see  for the full set of executablescripts and timing comparisons.
Chris Wallace wrote this solution to David's configurable version of the problem:
let $config := <fizzbuzz> <range min="1" max="100"/> <test> <mod value="3" test="0">Fizz</mod> <mod value="5" test="0">Buzz</mod> </test> </fizzbuzz> return string-join( for $i in ($config/range/@min to $config/range/@max) let $s := for $mod in $config/test/mod return if ($i mod $mod/@value = $mod/@test) then string($mod) else () return if (exists($s)) then string-join($s,' ') else string($i), " " )

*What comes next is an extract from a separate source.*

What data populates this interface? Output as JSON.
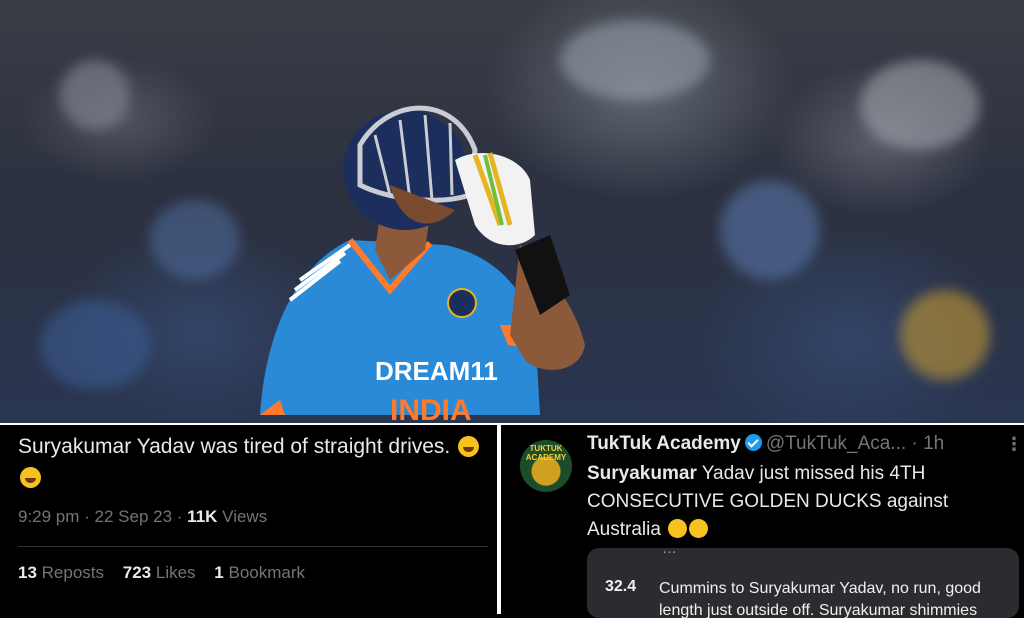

The parameterisation of the algorithm was in the original problem as proposed by David Patterson. Simpler solutions are possible if the parameters are fixed.
Here is a solution from Jim Fuller:
for $n in (1 to 100) let $fizz := if ($n mod 3) then () else "fizz" let $buzz := if ($n mod 5) then () else "buzz" return if ($fizz or $buzz) then concat($fizz,$buzz) else $n
Here is a short and simple solution by Dimitre Novatchev -- note that there isn't any explicit if ... then ... else. (Also, this can be shortened to 3 lines if the $fizz and $buzz variables are eliminated):
for $n in (1 to 100), $fizz in not($n mod 3), $buzz in not($n mod 5) return concat("fizz"[$fizz], "buzz"[$buzz], $n[not($fizz or $buzz)])
One may notice that the above solution doesn't use any XQuery features that aren't also in XPath -- therefore this is a pure XPath 2.0 solution.
Another solution by Dimitre, which might be faster as it doesn't use any mod operator at all:
for $k in 1 to 100 idiv 15 +1, $start in 15*($k -1) +1, $end in min((100, $start + 14)) return let $results := ($start, $start+1, 'fizz', $start+3, 'buzz', 'fizz', $start+6, $start+7, 'fizz', 'buzz', $start+10, 'fizz', $start+12, $start+13, 'fizzbuzz') return subsequence($results, 1, $end -$start +1)
Again, the above solution doesn't use any XQuery features that aren't also in XPath 3.0 -- therefore this is a pure XPath 3.0 solution.Last modified on 4 March 2012, at 19:48